Wednesday, December 10, 2014 Capture your child’s successes in a memory book
Give your child the confidence of knowing you think he’s special by making him a memory book. Collect his special work, photos and awards from school, sports or other activities and lay them on the floor in chronological order. Then let your child choose what he would like to include to remember this school year. Put the items in a scrapbook. If you do it each year, your child will have a collection to be proud of.
Thursday, December 11, 2014
Combat greed with giving
Because many holidays involve gift giving, it’s easy for kids to focus entirely on their own needs and wants. Help your child learn that it is important to think about and help others by looking for ways to do so as a family. Is there an elderly person in your neighborhood who needs help taking out the trash? Could you collect blankets for a shelter? Your child will gain a better understanding of her value to your community.
Friday, December 12, 2014 Start the day a better way
Even children who wake up early seem to have trouble getting ready for school. But a little bit of planning can make your morning routine less hectic. Make a list with your child of things that must be done each morning. Post the list and a pencil where your child can reach them, and let him check off the items as he completes them. You’ll both appreciate the result: a hassle-free morning.
Saturday, December 13, 2014 Teach social studies with food and friends
In social studies class, children gain an understanding of other cultures. Parents can provide a different dimension to this appreciation, and the holiday season is a great time to do it. Plan a special potluck holiday meal. Invite friends and neighbors from different geographic regions and ask them to bring a dish from their home state or country. During your meal, share stories of family traditions.
Sunday, December 14, 2014 Give your child a taste of food science

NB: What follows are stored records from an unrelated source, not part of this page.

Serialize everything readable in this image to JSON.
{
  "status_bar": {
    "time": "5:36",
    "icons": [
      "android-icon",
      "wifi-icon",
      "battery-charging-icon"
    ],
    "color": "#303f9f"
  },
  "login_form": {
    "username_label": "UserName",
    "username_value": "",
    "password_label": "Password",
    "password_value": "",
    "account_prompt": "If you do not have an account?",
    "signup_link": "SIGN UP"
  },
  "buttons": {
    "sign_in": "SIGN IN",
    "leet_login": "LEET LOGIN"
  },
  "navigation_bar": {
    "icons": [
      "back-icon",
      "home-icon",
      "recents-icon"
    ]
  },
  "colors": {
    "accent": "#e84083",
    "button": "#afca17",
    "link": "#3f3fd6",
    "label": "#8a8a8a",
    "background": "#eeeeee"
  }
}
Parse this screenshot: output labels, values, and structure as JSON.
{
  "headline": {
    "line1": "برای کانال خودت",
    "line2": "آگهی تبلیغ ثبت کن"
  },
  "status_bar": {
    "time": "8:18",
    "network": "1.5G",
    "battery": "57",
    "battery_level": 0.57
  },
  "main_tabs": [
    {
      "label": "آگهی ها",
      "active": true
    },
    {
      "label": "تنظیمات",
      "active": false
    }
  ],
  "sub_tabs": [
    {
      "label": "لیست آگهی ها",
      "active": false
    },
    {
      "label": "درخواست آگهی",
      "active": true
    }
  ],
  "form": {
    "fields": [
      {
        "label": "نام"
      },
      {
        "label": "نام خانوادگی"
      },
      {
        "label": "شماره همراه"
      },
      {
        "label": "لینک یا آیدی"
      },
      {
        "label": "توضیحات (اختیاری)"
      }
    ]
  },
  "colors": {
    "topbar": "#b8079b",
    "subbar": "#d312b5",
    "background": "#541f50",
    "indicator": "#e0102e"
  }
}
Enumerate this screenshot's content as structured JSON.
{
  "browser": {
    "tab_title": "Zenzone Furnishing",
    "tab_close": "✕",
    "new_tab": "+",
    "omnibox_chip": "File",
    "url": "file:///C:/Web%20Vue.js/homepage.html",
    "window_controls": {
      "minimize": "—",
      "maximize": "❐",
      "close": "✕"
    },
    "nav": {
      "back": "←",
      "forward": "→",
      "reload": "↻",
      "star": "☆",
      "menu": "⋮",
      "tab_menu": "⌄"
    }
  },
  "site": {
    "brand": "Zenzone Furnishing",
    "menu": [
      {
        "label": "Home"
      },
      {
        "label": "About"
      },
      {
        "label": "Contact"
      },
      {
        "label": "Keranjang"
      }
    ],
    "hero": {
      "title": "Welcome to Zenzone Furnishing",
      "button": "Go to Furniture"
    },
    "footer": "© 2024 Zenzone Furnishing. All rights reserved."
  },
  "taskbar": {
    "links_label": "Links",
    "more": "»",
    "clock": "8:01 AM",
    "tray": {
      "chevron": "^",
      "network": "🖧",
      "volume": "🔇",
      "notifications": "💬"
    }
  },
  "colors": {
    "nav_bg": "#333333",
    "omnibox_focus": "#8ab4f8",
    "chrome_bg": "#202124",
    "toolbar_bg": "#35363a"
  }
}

Here’s a way to turn your child’s interest in food into a learning experience: Put a little sugar on different parts of her tongue. When does she actually taste it? Repeat with lemon juice, salt and unsweetened chocolate. See if your child can identify the place on the tongue where sweet, sour, salty and bitter flavors are tasted. Have her suck on an ice cube and repeat the experiment. Does it make a difference?